Four years after several of their dear ones were killed by a hail of shrapnel, a sombre group of families gathered to pay homage to the dead at an improvised temple in north Delhi's Beadon Pura on Thursday afternoon. Jatin Anand reports.

delhi Updated: Sep 13, 2012 23:46 IST
Jatin Anand

Four years after several of their dear ones were killed by a hail of shrapnel, a sombre group of families gathered to pay homage to the dead at an improvised temple in north Delhi's Beadon Pura on Thursday afternoon.

Fifty-year-old Krishna Devi's only remaining eye - the other was removed during a life-saving surgery after an explosion that tore her stomach apart on September 13, 2008 - was moist as she sat on a rock and stared silently at pictures of her sisters, none of whom could make it.

"I thought I had seen most of the world. But the explosion proved me terribly wrong. In the past four years, the apathy - of the government and among the people around me - I've seen with my only eye is appalling," Krishna complained.

"We were promised not just compensation, but a better chance at surviving what is left of our lives by merely hawking on the streets. Neither has my sister Santosh's family been given any compensation, nor have I got a licence to eke out a living."

Krishna Devi, who makes ends meet despite the several hospital trips she is still required to make on a monthly basis, however, was just one of the gloomy faces outside gali No. 42, opposite the bustling Ghaffar Market, where at least 21 died and 57 people were injured.

"I just wish I could do something to get back on my feet again," mused Sovi Devi, who lost her immediate family to the explosion on that fateful day.

"There were three deaths in my family - my daughter Saroj, my son Archis and my husband Ashok.

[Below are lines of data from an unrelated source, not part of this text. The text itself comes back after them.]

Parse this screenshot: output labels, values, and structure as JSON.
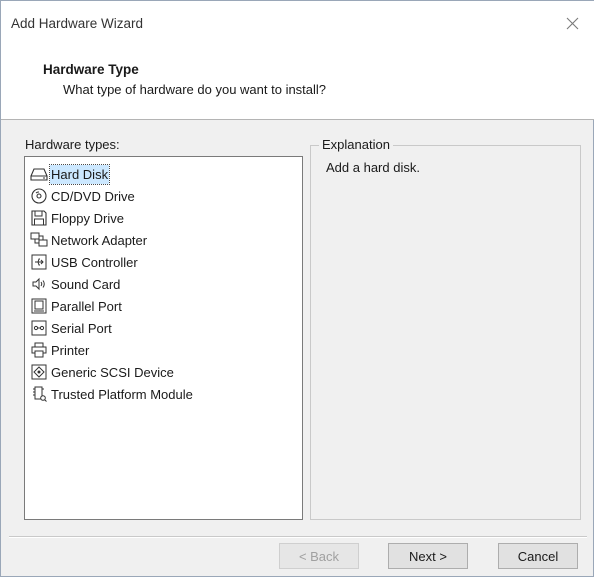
{
  "window": {
    "title": "Add Hardware Wizard",
    "close_icon": "close-icon"
  },
  "header": {
    "title": "Hardware Type",
    "subtitle": "What type of hardware do you want to install?"
  },
  "hardware_list": {
    "label": "Hardware types:",
    "selected": "Hard Disk",
    "items": [
      {
        "label": "Hard Disk",
        "icon": "hard-disk-icon"
      },
      {
        "label": "CD/DVD Drive",
        "icon": "cd-dvd-drive-icon"
      },
      {
        "label": "Floppy Drive",
        "icon": "floppy-drive-icon"
      },
      {
        "label": "Network Adapter",
        "icon": "network-adapter-icon"
      },
      {
        "label": "USB Controller",
        "icon": "usb-controller-icon"
      },
      {
        "label": "Sound Card",
        "icon": "sound-card-icon"
      },
      {
        "label": "Parallel Port",
        "icon": "parallel-port-icon"
      },
      {
        "label": "Serial Port",
        "icon": "serial-port-icon"
      },
      {
        "label": "Printer",
        "icon": "printer-icon"
      },
      {
        "label": "Generic SCSI Device",
        "icon": "scsi-device-icon"
      },
      {
        "label": "Trusted Platform Module",
        "icon": "tpm-icon"
      }
    ]
  },
  "explanation": {
    "label": "Explanation",
    "text": "Add a hard disk."
  },
  "buttons": {
    "back": "< Back",
    "next": "Next >",
    "cancel": "Cancel"
  },
  "colors": {
    "selection": "#cce8ff",
    "dialog_bg": "#f0f0f0"
  }
}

The blast claimed all three lives. Even if I want to move on now, I can't, at least financially."

For Ashok Pawar, 45, all it takes for the memories to come hurtling back is a mere glance across the street.

"I was standing right here, talking to my nephews Ram Lal and Ashok Bhati. Ashok had just brought Kishan out of the house for a stroll around the market when the bomb went off. It gets very difficult to look across the street every September," he said.